Course Objective

Upon successful completion of this course the student:
- knows the anatomical parts of the central and peripheral nervous
system and can explain their primary functions.
- can explain how electrical pulses are generated, propagated and
transmitted by neurons.
- can explain how neurotransmission is mediated and can analyse how
toxins and drugs can affect synaptic transmission.
- can explain how the nervous system evolved and how neuron-glia
interaction can modulate synaptic plasticity.
- can explain the neuronal processing of the somatosensory system and
can explain how the senses (sight, smell, taste and hearing) translate
external input into electrical stimulation of neurons.
- can explain how the nervous system and endocrine system affect
- can explain how the brain mediates the circadian rhythm.
- knows the brain areas involved in speech and language and can analyse
which areas might be affected in patients with a speech/language

Course Content

Have you always wondered how your brain actually works? How cells can
pass on information and how you actually register that food is salty or
sweet? These questions, and many more, will be covered in the course

In this course comprises three parts:
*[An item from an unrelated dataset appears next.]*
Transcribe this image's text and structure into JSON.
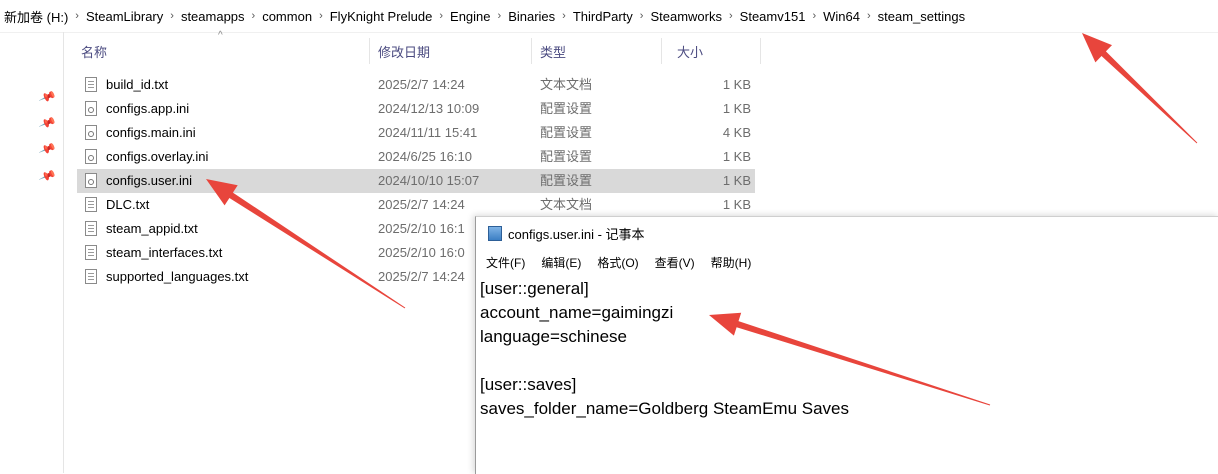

1: Brain anatomy
Here you will learn about various different parts of the central and
peripheral nervous system. This part consists of lectures, a homework
assignment where you work with a digital atlas of the human brain and
two practicals in which you will dissect the human and calf brain.
Finally, you can test your knowledge in a "power-repeat" quiz-based

2: Action potentials and synaptic transmission
In this part we will study brain function on the cellular level, how
neurons transmit information. You will learn how fundamental ions like
sodium and potassium carry much of our highly complex thoughts and
emotions and you will learn how signals between cells can be
transmitted and modulated. Furthermore, you will record real action
potentials from the axon of a worm and here you can also test your
knowledge in a quiz-based "power-repeat".

3. Brain as part of the organism
The third part zooms out and couples brain function to everyday
functions such as speaking, seeing, feeling pain or stress and your
day-night cycle, the circadian rhythm. You will learn in different
lectures how the cellular principles of part 2 underlie complex
behaviour that you experience everywhere around you.

Teaching Methods

Lectures: 33 hours
Practicals: 7 hours (mandatory)
Homework assignment: 4 hours (mandatory)

Method of Assessment

Exam: multiple choice test (100% of final grade)
Participation and contribution to the practicals and homework assignment
are mandatory and need be completed to sufficient standard to receive a
final grade. When you can not make it to the practical due to an
emergency/medical reason, report this to the tutor in advance.


Neuroscience, International 6th edition by Purves et al. Oxford
University Press, ISBN: 9781605358413

Target Audience

2nd year BSc students of the Biomedical Sciences and Biology curriculum

Custom Course Registration

Standard registration through VUnet.

Explanation Canvas

All communication, including the organisation of the practicals, will be
handled through Canvas.

General Information

Course Code AB_1200
Credits 6 EC
Period P2
Course Level 200
Language of Tuition English
Faculty Faculty of Science
Course Coordinator J.R.T. van Weering BSc
Examiner dr. J.R.T. van Weering
Teaching Staff dr. H.K.E. Vervaeke
dr. M.H.G. Verheijen
dr. K. Linkenkaer Hansen
dr. C.P.J. de Kock
dr. J.R.T. van Weering

Practical Information

You need to register for this course yourself

Last-minute registration is available for this course.

Teaching Methods Lecture, Computer lab, Practical, Education
Target audiences

This course is also available as: